This success is due not only to its well-structured story and perfect cast, but also because of its fresh perspective.
As such, their nighttime liaison in Veld isn’t painted as a hesitant encounter between two beings at cross-purposes or of unequal power; it’s a tender meeting between two characters who appreciate each other for the people they are, rather than the fact they are an attractive man and woman respectively.
For this reason, it's probably one of the most significant cinematic romances in recent times.
The DCEU’s Diana remains a strong independent woman who only needs a man to help her negotiate the unfamiliar terrain of early 20th Century Europe so she can confront the God of War.
She sticks with Steve because she values his input, relating to him as a person, and not just because he’s a beefcake of a man that she wants to "try out," as it were.
Diana and Steve’s conversation in the boat scene touches on some pretty fundamental aspects of our day to day lives — namely, sex and reproduction.

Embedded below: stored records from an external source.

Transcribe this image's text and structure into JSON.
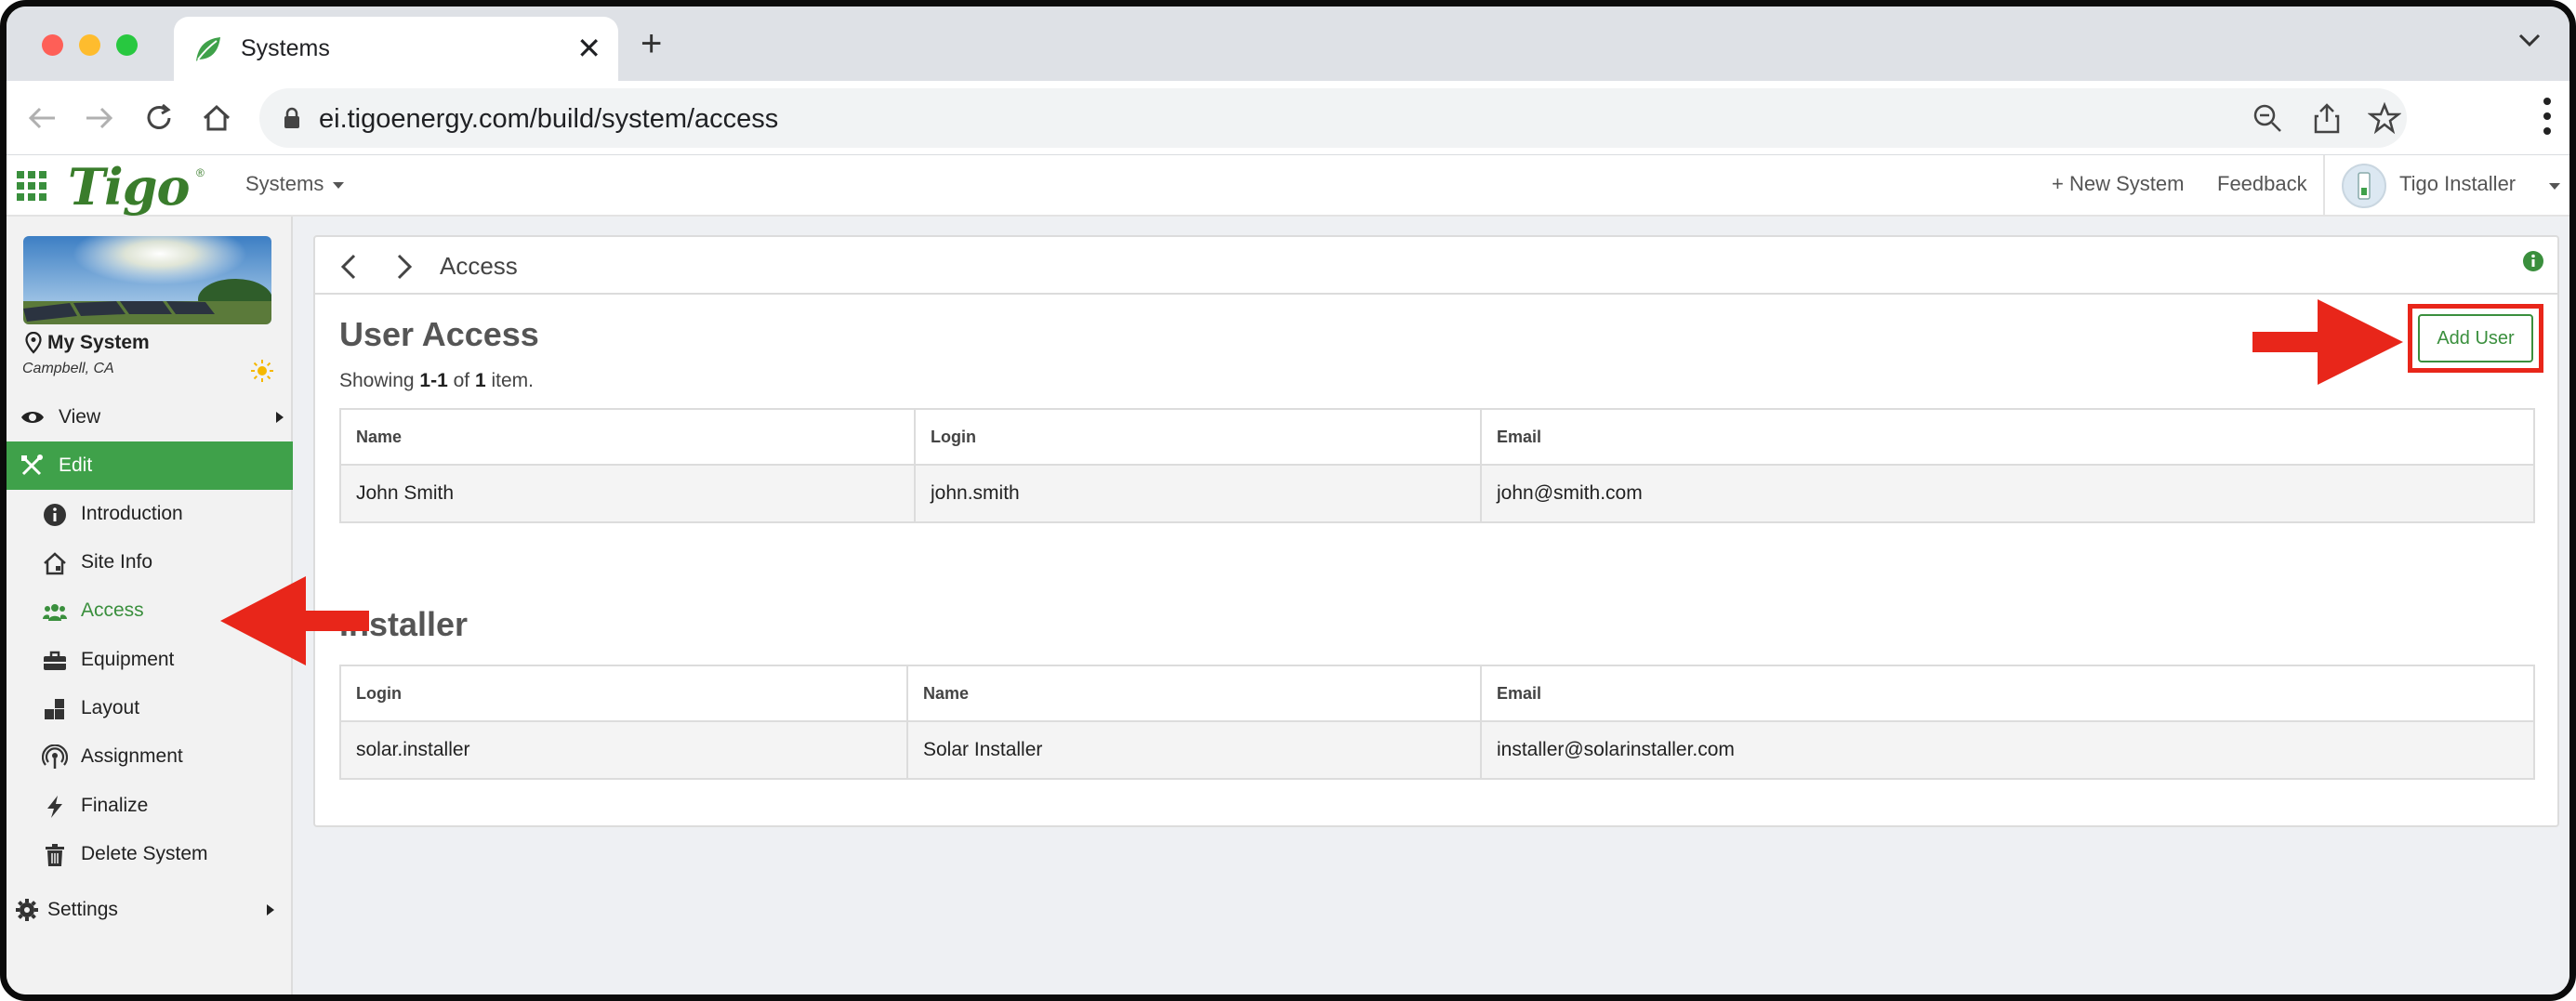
{
  "browser": {
    "tab_title": "Systems",
    "url": "ei.tigoenergy.com/build/system/access"
  },
  "header": {
    "logo": "Tigo",
    "systems_menu": "Systems",
    "new_system": "+ New System",
    "feedback": "Feedback",
    "user_name": "Tigo Installer"
  },
  "sidebar": {
    "system_name": "My System",
    "system_location": "Campbell, CA",
    "view_label": "View",
    "edit_label": "Edit",
    "items": [
      {
        "label": "Introduction",
        "icon": "info-icon"
      },
      {
        "label": "Site Info",
        "icon": "house-icon"
      },
      {
        "label": "Access",
        "icon": "users-icon"
      },
      {
        "label": "Equipment",
        "icon": "toolbox-icon"
      },
      {
        "label": "Layout",
        "icon": "layout-icon"
      },
      {
        "label": "Assignment",
        "icon": "antenna-icon"
      },
      {
        "label": "Finalize",
        "icon": "bolt-icon"
      },
      {
        "label": "Delete System",
        "icon": "trash-icon"
      }
    ],
    "settings_label": "Settings"
  },
  "main": {
    "breadcrumb_title": "Access",
    "user_access": {
      "title": "User Access",
      "showing_prefix": "Showing ",
      "showing_range": "1-1",
      "showing_of": " of ",
      "showing_total": "1",
      "showing_suffix": " item.",
      "add_user_label": "Add User",
      "columns": [
        "Name",
        "Login",
        "Email"
      ],
      "rows": [
        {
          "name": "John Smith",
          "login": "john.smith",
          "email": "john@smith.com"
        }
      ]
    },
    "installer": {
      "title": "Installer",
      "columns": [
        "Login",
        "Name",
        "Email"
      ],
      "rows": [
        {
          "login": "solar.installer",
          "name": "Solar Installer",
          "email": "installer@solarinstaller.com"
        }
      ]
    }
  },
  "colors": {
    "brand_green": "#3a8f3d",
    "active_nav": "#3fa14a",
    "annotation_red": "#e8261a"
  }
}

It's hilarious that Diana is so blunt about these subjects whilst Steve awkwardly tiptoes around them, as he ultimately fails to provide satisfactory answers to her questions.

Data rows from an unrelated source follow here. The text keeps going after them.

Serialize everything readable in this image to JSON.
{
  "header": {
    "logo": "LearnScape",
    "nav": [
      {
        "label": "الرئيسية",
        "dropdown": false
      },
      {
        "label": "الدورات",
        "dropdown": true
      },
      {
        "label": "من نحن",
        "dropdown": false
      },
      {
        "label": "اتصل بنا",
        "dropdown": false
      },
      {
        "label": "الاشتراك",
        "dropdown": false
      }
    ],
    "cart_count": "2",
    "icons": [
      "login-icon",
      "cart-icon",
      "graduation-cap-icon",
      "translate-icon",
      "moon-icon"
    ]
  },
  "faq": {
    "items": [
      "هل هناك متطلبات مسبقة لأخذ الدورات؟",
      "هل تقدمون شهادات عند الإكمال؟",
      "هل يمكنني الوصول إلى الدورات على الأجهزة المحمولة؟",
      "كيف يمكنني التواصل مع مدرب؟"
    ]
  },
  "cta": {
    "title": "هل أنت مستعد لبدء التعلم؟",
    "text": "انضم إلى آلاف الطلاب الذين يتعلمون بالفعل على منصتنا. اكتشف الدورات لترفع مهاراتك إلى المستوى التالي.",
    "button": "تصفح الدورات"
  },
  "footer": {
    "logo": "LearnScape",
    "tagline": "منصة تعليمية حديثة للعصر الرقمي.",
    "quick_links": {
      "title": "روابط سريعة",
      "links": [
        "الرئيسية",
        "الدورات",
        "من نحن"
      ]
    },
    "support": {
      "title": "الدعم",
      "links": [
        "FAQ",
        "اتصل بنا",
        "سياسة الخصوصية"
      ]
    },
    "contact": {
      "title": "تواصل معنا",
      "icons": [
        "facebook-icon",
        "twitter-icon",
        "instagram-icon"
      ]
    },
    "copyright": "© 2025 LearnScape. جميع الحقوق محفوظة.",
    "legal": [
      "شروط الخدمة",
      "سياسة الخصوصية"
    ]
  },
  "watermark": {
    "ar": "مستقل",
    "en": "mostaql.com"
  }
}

Wonder Woman has long been an icon of strong femininity in the male-dominated medium of comic books, and now the #superhero movie genre.Certainly, there is quite a lot that Diana and Steve have in common; as the film progresses, we realize that both characters are outsiders in some shape or form.Diana and Steve are also skilled combatants, and the two of them share a passion for justice — even if their methods and outlook do vary somewhat.The biggest laugh of the boat scene definitely occurs when Steve discovers that Amazons don’t need — or even want — men to scratch their carnal itches.In fact, Diana's new friend is visibly stunned when she proceeds to name-drop the twelve volumes of Clio’s teachings on eroticism and pleasure.

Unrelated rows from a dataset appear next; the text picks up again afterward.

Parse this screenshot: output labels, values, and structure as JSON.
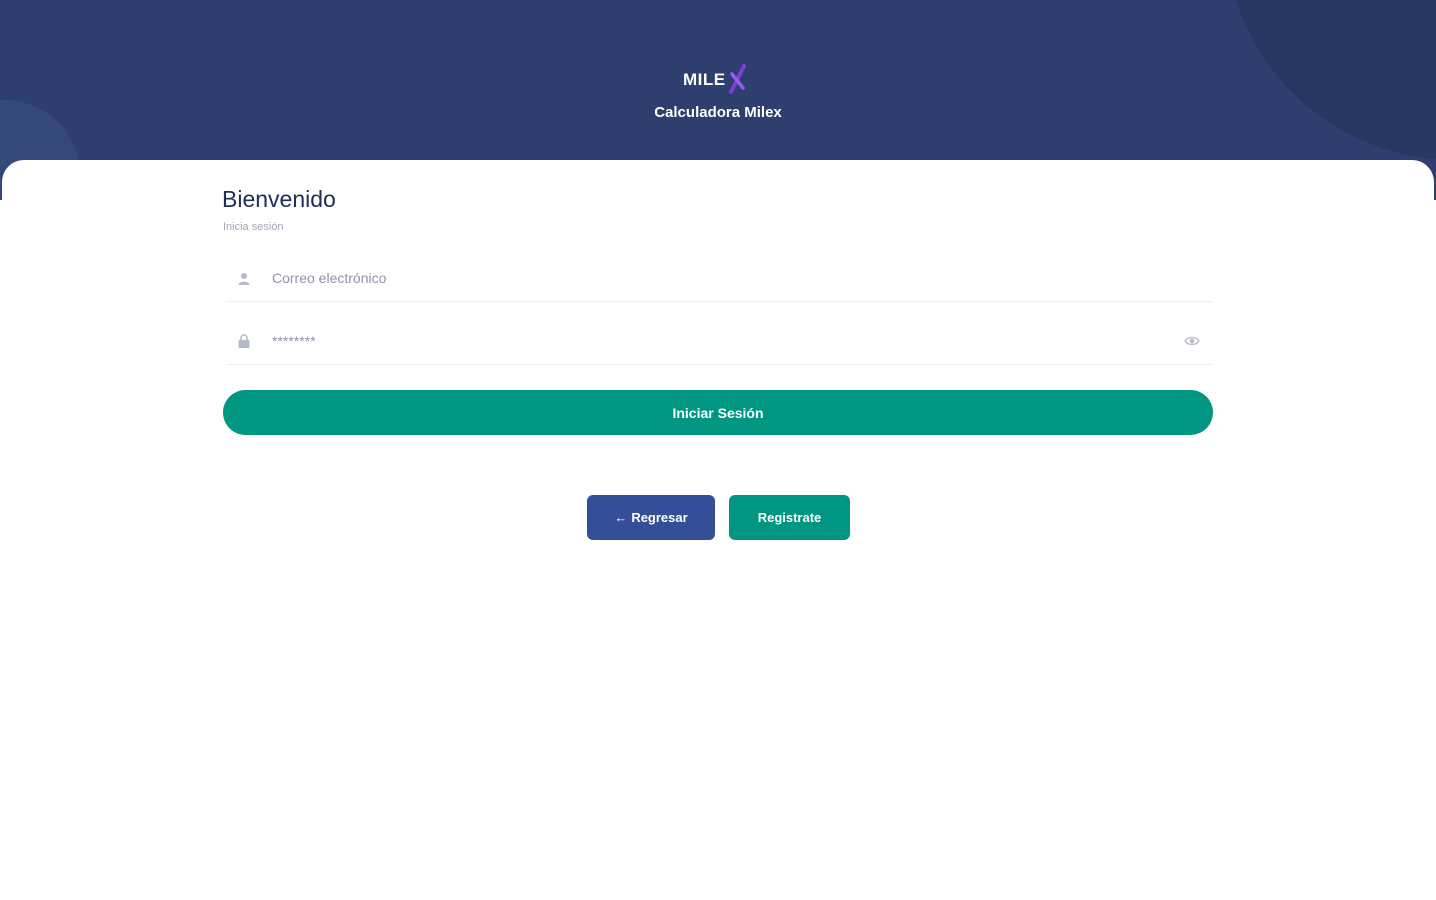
{
  "header": {
    "logo_text": "MILE",
    "app_title": "Calculadora Milex"
  },
  "login": {
    "title": "Bienvenido",
    "subtitle": "Inicia sesión",
    "email": {
      "placeholder": "Correo electrónico",
      "value": ""
    },
    "password": {
      "placeholder": "********",
      "value": ""
    },
    "submit_label": "Iniciar Sesión"
  },
  "actions": {
    "back_arrow": "←",
    "back_label": "Regresar",
    "register_label": "Registrate"
  },
  "colors": {
    "header_bg": "#2e3e6e",
    "primary_green": "#009682",
    "back_blue": "#344f98",
    "logo_accent": "#7b3fd8",
    "title_color": "#1f2d5a"
  },
  "icons": {
    "email_field": "user-icon",
    "password_field": "lock-icon",
    "toggle_password": "eye-icon",
    "logo_mark": "x-logo-icon"
  }
}
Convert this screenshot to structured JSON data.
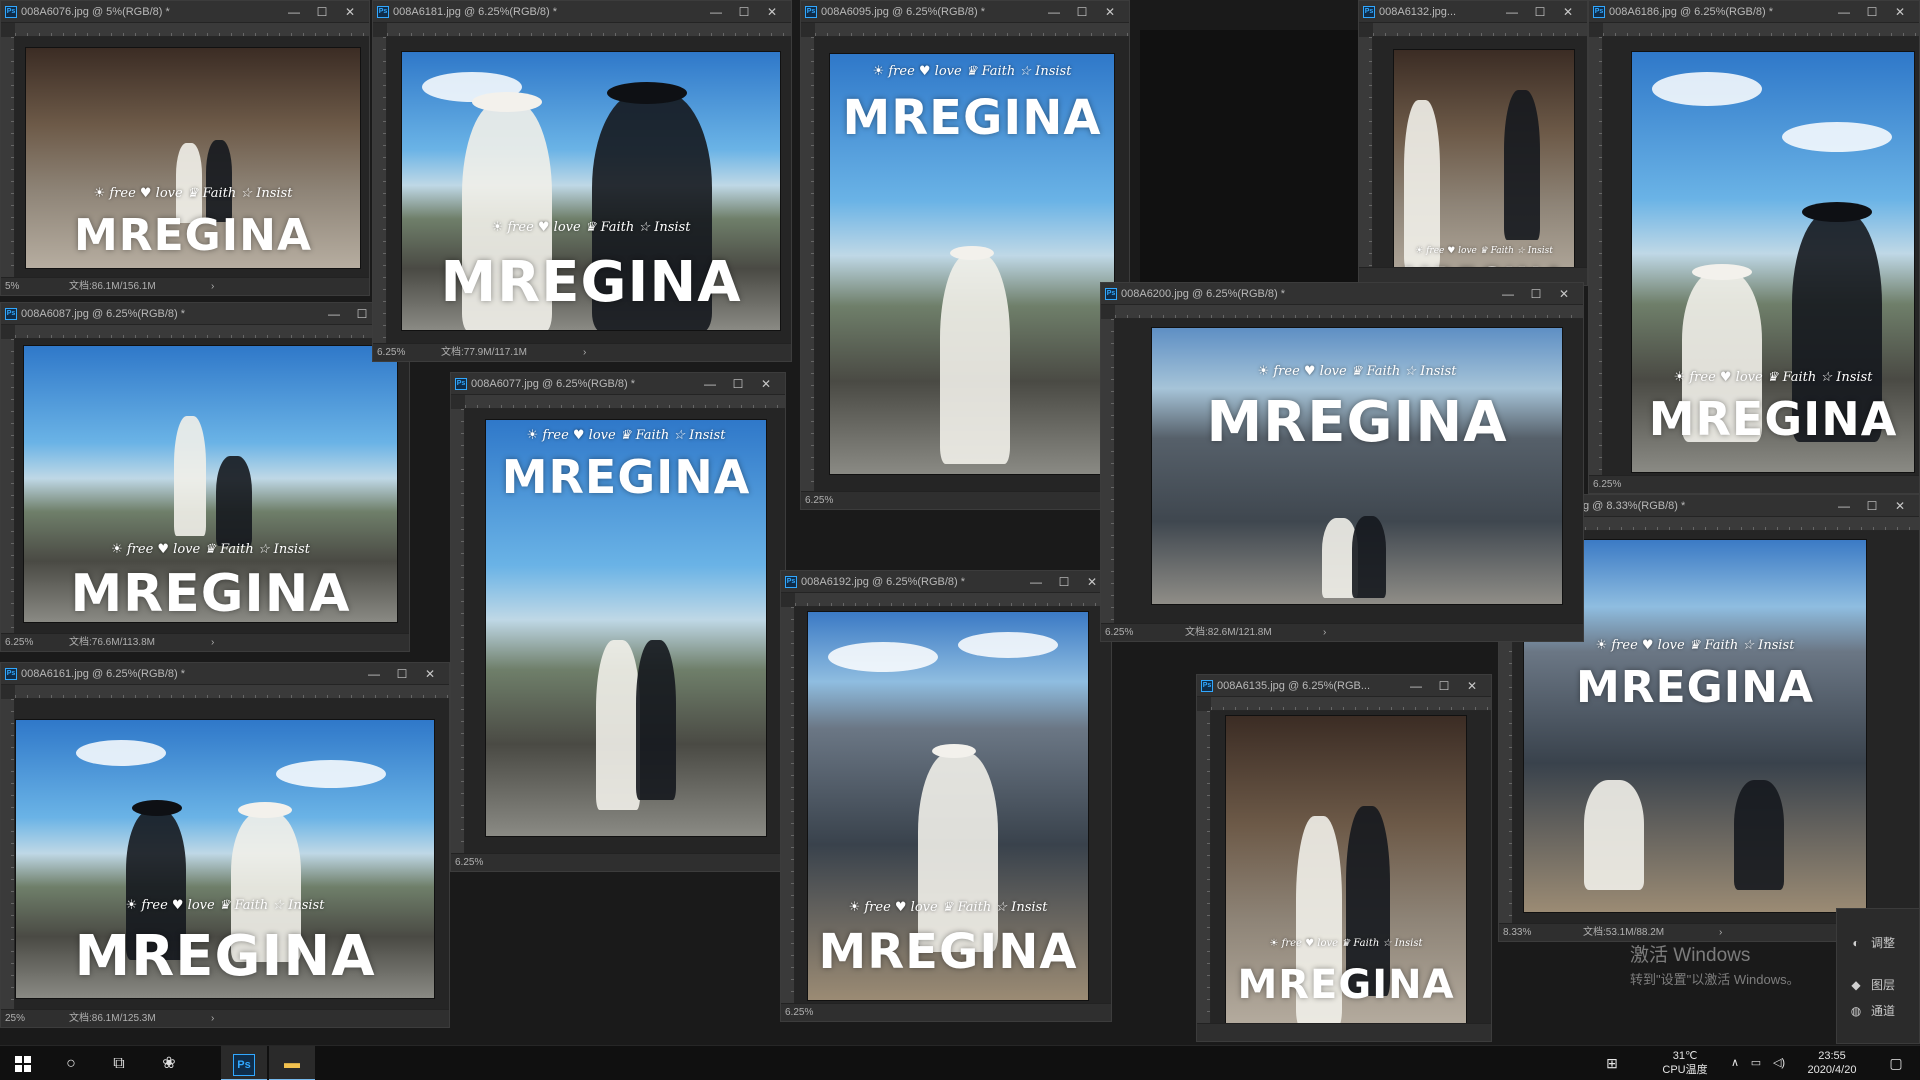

Moreover, Steve preparing separate berths for him and Diana to sleep prompts a conversation about the concepts of marriage and sexual decorum.